In response, seven national nurse practitioner groups convened to craft a position statement. In the document, the American Academy of Nurse Practitioners, the American College of Nurse Practitioners, the Association of Faculties of Pediatric Nurse Practitioners, the National Association of Nurse Practitioners in Women's Health, the National Association of Pediatric Nurse Practitioners, the National Conference of Gerontological Nurse Practitioners (now the Gerontological Advanced Practice Nurses Association) and NONPF addressed three important issues: the DNP, NP certification and use of the title "doctor."
"The DNP degree more accurately reflects current clinical competencies and includes preparation for the changing health care system," the groups wrote. The document also stated that the NP groups do not support a National Board of Medical Examiners (NBME) certification for DNPs, and that the title "doctor" is earned by many and should not be reserved for physicians alone.

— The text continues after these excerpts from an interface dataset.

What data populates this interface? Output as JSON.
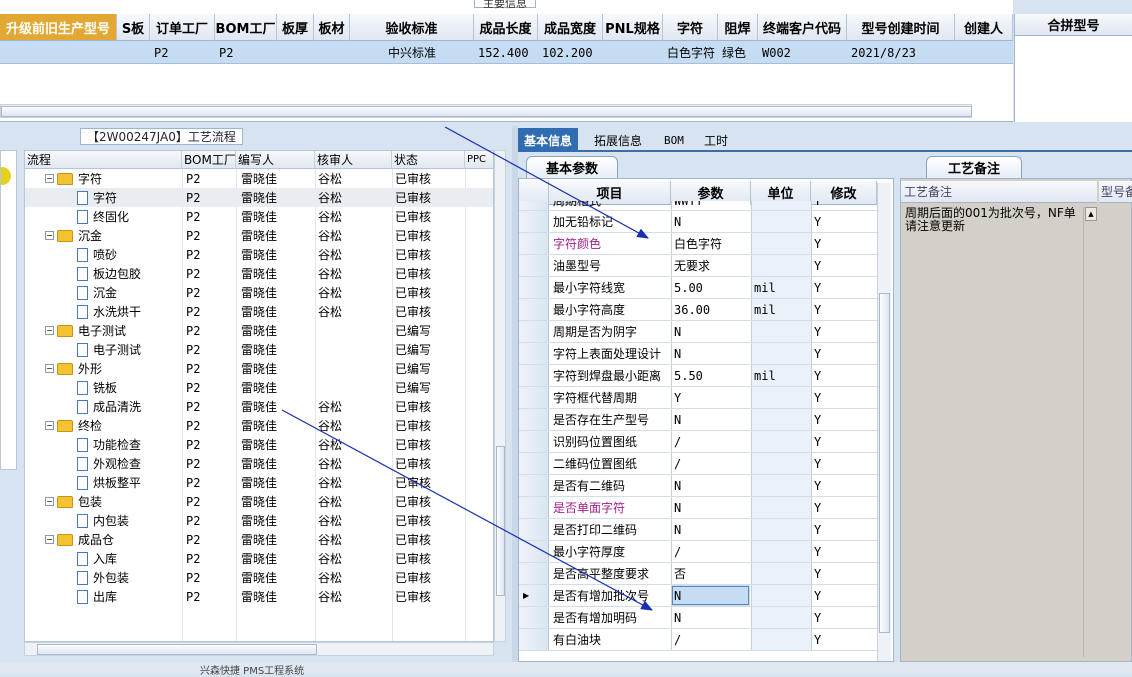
{
  "top_section": {
    "caption": "主要信息",
    "columns": [
      "升级前旧生产型号",
      "S板",
      "订单工厂",
      "BOM工厂",
      "板厚",
      "板材",
      "验收标准",
      "成品长度",
      "成品宽度",
      "PNL规格",
      "字符",
      "阻焊",
      "终端客户代码",
      "型号创建时间",
      "创建人"
    ],
    "row": [
      "",
      "",
      "P2",
      "P2",
      "",
      "",
      "中兴标准",
      "152.400",
      "102.200",
      "",
      "白色字符",
      "绿色",
      "W002",
      "2021/8/23",
      ""
    ],
    "merge_header": "合拼型号"
  },
  "left_section": {
    "caption": "【2W00247JA0】工艺流程",
    "columns": [
      "流程",
      "BOM工厂",
      "编写人",
      "核审人",
      "状态",
      "PPC"
    ],
    "rows": [
      {
        "level": 0,
        "type": "folder",
        "name": "字符",
        "bom": "P2",
        "writer": "雷晓佳",
        "reviewer": "谷松",
        "status": "已审核"
      },
      {
        "level": 1,
        "type": "doc",
        "name": "字符",
        "bom": "P2",
        "writer": "雷晓佳",
        "reviewer": "谷松",
        "status": "已审核",
        "selected": true
      },
      {
        "level": 1,
        "type": "doc",
        "name": "终固化",
        "bom": "P2",
        "writer": "雷晓佳",
        "reviewer": "谷松",
        "status": "已审核"
      },
      {
        "level": 0,
        "type": "folder",
        "name": "沉金",
        "bom": "P2",
        "writer": "雷晓佳",
        "reviewer": "谷松",
        "status": "已审核"
      },
      {
        "level": 1,
        "type": "doc",
        "name": "喷砂",
        "bom": "P2",
        "writer": "雷晓佳",
        "reviewer": "谷松",
        "status": "已审核"
      },
      {
        "level": 1,
        "type": "doc",
        "name": "板边包胶",
        "bom": "P2",
        "writer": "雷晓佳",
        "reviewer": "谷松",
        "status": "已审核"
      },
      {
        "level": 1,
        "type": "doc",
        "name": "沉金",
        "bom": "P2",
        "writer": "雷晓佳",
        "reviewer": "谷松",
        "status": "已审核"
      },
      {
        "level": 1,
        "type": "doc",
        "name": "水洗烘干",
        "bom": "P2",
        "writer": "雷晓佳",
        "reviewer": "谷松",
        "status": "已审核"
      },
      {
        "level": 0,
        "type": "folder",
        "name": "电子测试",
        "bom": "P2",
        "writer": "雷晓佳",
        "reviewer": "",
        "status": "已编写"
      },
      {
        "level": 1,
        "type": "doc",
        "name": "电子测试",
        "bom": "P2",
        "writer": "雷晓佳",
        "reviewer": "",
        "status": "已编写"
      },
      {
        "level": 0,
        "type": "folder",
        "name": "外形",
        "bom": "P2",
        "writer": "雷晓佳",
        "reviewer": "",
        "status": "已编写"
      },
      {
        "level": 1,
        "type": "doc",
        "name": "铣板",
        "bom": "P2",
        "writer": "雷晓佳",
        "reviewer": "",
        "status": "已编写"
      },
      {
        "level": 1,
        "type": "doc",
        "name": "成品清洗",
        "bom": "P2",
        "writer": "雷晓佳",
        "reviewer": "谷松",
        "status": "已审核"
      },
      {
        "level": 0,
        "type": "folder",
        "name": "终检",
        "bom": "P2",
        "writer": "雷晓佳",
        "reviewer": "谷松",
        "status": "已审核"
      },
      {
        "level": 1,
        "type": "doc",
        "name": "功能检查",
        "bom": "P2",
        "writer": "雷晓佳",
        "reviewer": "谷松",
        "status": "已审核"
      },
      {
        "level": 1,
        "type": "doc",
        "name": "外观检查",
        "bom": "P2",
        "writer": "雷晓佳",
        "reviewer": "谷松",
        "status": "已审核"
      },
      {
        "level": 1,
        "type": "doc",
        "name": "烘板整平",
        "bom": "P2",
        "writer": "雷晓佳",
        "reviewer": "谷松",
        "status": "已审核"
      },
      {
        "level": 0,
        "type": "folder",
        "name": "包装",
        "bom": "P2",
        "writer": "雷晓佳",
        "reviewer": "谷松",
        "status": "已审核"
      },
      {
        "level": 1,
        "type": "doc",
        "name": "内包装",
        "bom": "P2",
        "writer": "雷晓佳",
        "reviewer": "谷松",
        "status": "已审核"
      },
      {
        "level": 0,
        "type": "folder",
        "name": "成品仓",
        "bom": "P2",
        "writer": "雷晓佳",
        "reviewer": "谷松",
        "status": "已审核"
      },
      {
        "level": 1,
        "type": "doc",
        "name": "入库",
        "bom": "P2",
        "writer": "雷晓佳",
        "reviewer": "谷松",
        "status": "已审核"
      },
      {
        "level": 1,
        "type": "doc",
        "name": "外包装",
        "bom": "P2",
        "writer": "雷晓佳",
        "reviewer": "谷松",
        "status": "已审核"
      },
      {
        "level": 1,
        "type": "doc",
        "name": "出库",
        "bom": "P2",
        "writer": "雷晓佳",
        "reviewer": "谷松",
        "status": "已审核"
      }
    ]
  },
  "right_section": {
    "tabs": [
      "基本信息",
      "拓展信息",
      "BOM",
      "工时"
    ],
    "active_tab": 0,
    "subtab": "基本参数",
    "remark_tab": "工艺备注",
    "param_columns": [
      "项目",
      "参数",
      "单位",
      "修改"
    ],
    "params": [
      {
        "item": "周期格式",
        "value": "WWYY",
        "unit": "",
        "mod": "Y"
      },
      {
        "item": "加无铅标记",
        "value": "N",
        "unit": "",
        "mod": "Y"
      },
      {
        "item": "字符颜色",
        "value": "白色字符",
        "unit": "",
        "mod": "Y",
        "highlight": true
      },
      {
        "item": "油墨型号",
        "value": "无要求",
        "unit": "",
        "mod": "Y"
      },
      {
        "item": "最小字符线宽",
        "value": "5.00",
        "unit": "mil",
        "mod": "Y"
      },
      {
        "item": "最小字符高度",
        "value": "36.00",
        "unit": "mil",
        "mod": "Y"
      },
      {
        "item": "周期是否为阴字",
        "value": "N",
        "unit": "",
        "mod": "Y"
      },
      {
        "item": "字符上表面处理设计",
        "value": "N",
        "unit": "",
        "mod": "Y"
      },
      {
        "item": "字符到焊盘最小距离",
        "value": "5.50",
        "unit": "mil",
        "mod": "Y"
      },
      {
        "item": "字符框代替周期",
        "value": "Y",
        "unit": "",
        "mod": "Y"
      },
      {
        "item": "是否存在生产型号",
        "value": "N",
        "unit": "",
        "mod": "Y"
      },
      {
        "item": "识别码位置图纸",
        "value": "/",
        "unit": "",
        "mod": "Y"
      },
      {
        "item": "二维码位置图纸",
        "value": "/",
        "unit": "",
        "mod": "Y"
      },
      {
        "item": "是否有二维码",
        "value": "N",
        "unit": "",
        "mod": "Y"
      },
      {
        "item": "是否单面字符",
        "value": "N",
        "unit": "",
        "mod": "Y",
        "highlight": true
      },
      {
        "item": "是否打印二维码",
        "value": "N",
        "unit": "",
        "mod": "Y"
      },
      {
        "item": "最小字符厚度",
        "value": "/",
        "unit": "",
        "mod": "Y"
      },
      {
        "item": "是否高平整度要求",
        "value": "否",
        "unit": "",
        "mod": "Y"
      },
      {
        "item": "是否有增加批次号",
        "value": "N",
        "unit": "",
        "mod": "Y",
        "current": true
      },
      {
        "item": "是否有增加明码",
        "value": "N",
        "unit": "",
        "mod": "Y"
      },
      {
        "item": "有白油块",
        "value": "/",
        "unit": "",
        "mod": "Y"
      }
    ],
    "remark_columns": [
      "工艺备注",
      "型号备注"
    ],
    "remark_text": "周期后面的001为批次号，NF单请注意更新"
  },
  "status_bar": {
    "text": "兴森快捷 PMS工程系统"
  },
  "colors": {
    "accent": "#2f6cb0",
    "header_orange": "#e2a833",
    "selected_row": "#c6dcf3",
    "highlight_text": "#a0208c",
    "arrow": "#1a2fb0"
  }
}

"Physicians have nothing to fear in the long run and would probably do well to embrace the possibilities of partnering with these advanced practice nurses as it would be of benefit to all involved - especially the patient," O'Dell notes.

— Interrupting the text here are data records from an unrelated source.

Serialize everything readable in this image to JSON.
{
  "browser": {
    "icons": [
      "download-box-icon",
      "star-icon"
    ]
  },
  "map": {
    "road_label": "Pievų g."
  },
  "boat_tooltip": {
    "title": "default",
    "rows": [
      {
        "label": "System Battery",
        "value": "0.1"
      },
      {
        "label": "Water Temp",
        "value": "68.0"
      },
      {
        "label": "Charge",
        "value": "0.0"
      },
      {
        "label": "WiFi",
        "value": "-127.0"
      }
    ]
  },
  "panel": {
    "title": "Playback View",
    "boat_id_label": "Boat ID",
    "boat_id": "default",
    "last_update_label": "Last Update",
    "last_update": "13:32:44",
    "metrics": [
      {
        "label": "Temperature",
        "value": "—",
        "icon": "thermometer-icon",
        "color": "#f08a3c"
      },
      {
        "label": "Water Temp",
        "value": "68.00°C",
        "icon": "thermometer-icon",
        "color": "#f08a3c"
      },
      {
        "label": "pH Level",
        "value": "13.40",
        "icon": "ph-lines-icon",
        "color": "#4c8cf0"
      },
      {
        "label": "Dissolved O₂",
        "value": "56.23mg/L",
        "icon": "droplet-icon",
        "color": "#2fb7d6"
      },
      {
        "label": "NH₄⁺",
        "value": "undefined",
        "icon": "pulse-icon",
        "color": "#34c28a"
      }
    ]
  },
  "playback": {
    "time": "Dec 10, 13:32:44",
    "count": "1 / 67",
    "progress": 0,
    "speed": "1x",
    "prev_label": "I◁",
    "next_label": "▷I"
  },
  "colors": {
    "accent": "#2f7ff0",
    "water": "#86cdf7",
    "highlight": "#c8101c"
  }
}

Laura K. Melaro, NP, has been an NP for 20 years. Sheearned a DNP from the University of Tennessee in Memphis in 2008.
Melaro has already had to address the use of her new title. "I have found myself minimizing my accomplishments by going out of my way to assure that people are aware that my degree is in nursing, not medicine. I have always proudly identified myself as a nurse." She sees the AMA's actions as excessive, "considering that all health care providers are required to display their licenses, degrees and credentials in their practice settings."
"Most of my peers and patients have been very positive, and they often comment that they are proud that I am being recognized for the level of work that I do," Melaro says. "I am often chastised for not using my title. I have only recently started using my credentials professionally and allowing people to call me 'doctor.'"
No matter what degree they earn, NPs must follow their state laws as to how they may identify themselves in practice. Seven states prohibit NPs from using the title "doctor" in professional settings.4
Why Get a DNP Degree?
Many NPs with master's degrees wonder what the DNP will add to their everyday practice. Nurse practitioners who have earned the DNP say that it's hard to grasp what is to be gained from the degree "until you've already earned one."
O'Dell says the DNP is a symbol of having earned the highest level of practice ability in the nursing discipline. "If an NP is going to grow professionally and contribute as the professional that I believe us to be, then a terminal degree is the next logical step in demonstrating skills in our discipline."